**Required action:**
Every entry below should be written out again exactly.
:: Records ::
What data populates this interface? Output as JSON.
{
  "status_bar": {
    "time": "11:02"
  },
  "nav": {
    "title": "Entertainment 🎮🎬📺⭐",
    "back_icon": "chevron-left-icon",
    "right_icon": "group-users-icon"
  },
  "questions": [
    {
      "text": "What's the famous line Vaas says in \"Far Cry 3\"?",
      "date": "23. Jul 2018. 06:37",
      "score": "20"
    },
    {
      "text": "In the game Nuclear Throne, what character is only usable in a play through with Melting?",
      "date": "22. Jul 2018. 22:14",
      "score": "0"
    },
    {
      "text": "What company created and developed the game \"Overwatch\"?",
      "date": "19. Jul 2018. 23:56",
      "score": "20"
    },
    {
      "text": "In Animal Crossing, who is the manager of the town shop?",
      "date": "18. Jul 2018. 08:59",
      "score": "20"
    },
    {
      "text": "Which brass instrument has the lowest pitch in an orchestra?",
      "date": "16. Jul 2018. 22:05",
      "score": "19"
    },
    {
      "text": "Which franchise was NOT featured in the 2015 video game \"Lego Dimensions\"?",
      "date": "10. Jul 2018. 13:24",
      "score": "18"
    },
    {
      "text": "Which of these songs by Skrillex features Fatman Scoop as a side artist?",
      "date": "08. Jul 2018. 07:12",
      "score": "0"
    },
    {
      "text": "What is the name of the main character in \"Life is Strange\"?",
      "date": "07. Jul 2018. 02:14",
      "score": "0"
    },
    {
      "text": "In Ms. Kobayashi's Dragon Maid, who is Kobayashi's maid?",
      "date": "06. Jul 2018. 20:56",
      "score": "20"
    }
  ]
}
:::
**Output:**
What data populates this interface? Output as JSON.
{
  "status_bar": {
    "time": "11:02"
  },
  "nav": {
    "title": "Entertainment 🎮🎬📺⭐",
    "back_icon": "chevron-left-icon",
    "right_icon": "group-users-icon"
  },
  "questions": [
    {
      "text": "What's the famous line Vaas says in \"Far Cry 3\"?",
      "date": "23. Jul 2018. 06:37",
      "score": "20"
    },
    {
      "text": "In the game Nuclear Throne, what character is only usable in a play through with Melting?",
      "date": "22. Jul 2018. 22:14",
      "score": "0"
    },
    {
      "text": "What company created and developed the game \"Overwatch\"?",
      "date": "19. Jul 2018. 23:56",
      "score": "20"
    },
    {
      "text": "In Animal Crossing, who is the manager of the town shop?",
      "date": "18. Jul 2018. 08:59",
      "score": "20"
    },
    {
      "text": "Which brass instrument has the lowest pitch in an orchestra?",
      "date": "16. Jul 2018. 22:05",
      "score": "19"
    },
    {
      "text": "Which franchise was NOT featured in the 2015 video game \"Lego Dimensions\"?",
      "date": "10. Jul 2018. 13:24",
      "score": "18"
    },
    {
      "text": "Which of these songs by Skrillex features Fatman Scoop as a side artist?",
      "date": "08. Jul 2018. 07:12",
      "score": "0"
    },
    {
      "text": "What is the name of the main character in \"Life is Strange\"?",
      "date": "07. Jul 2018. 02:14",
      "score": "0"
    },
    {
      "text": "In Ms. Kobayashi's Dragon Maid, who is Kobayashi's maid?",
      "date": "06. Jul 2018. 20:56",
      "score": "20"
    }
  ]
}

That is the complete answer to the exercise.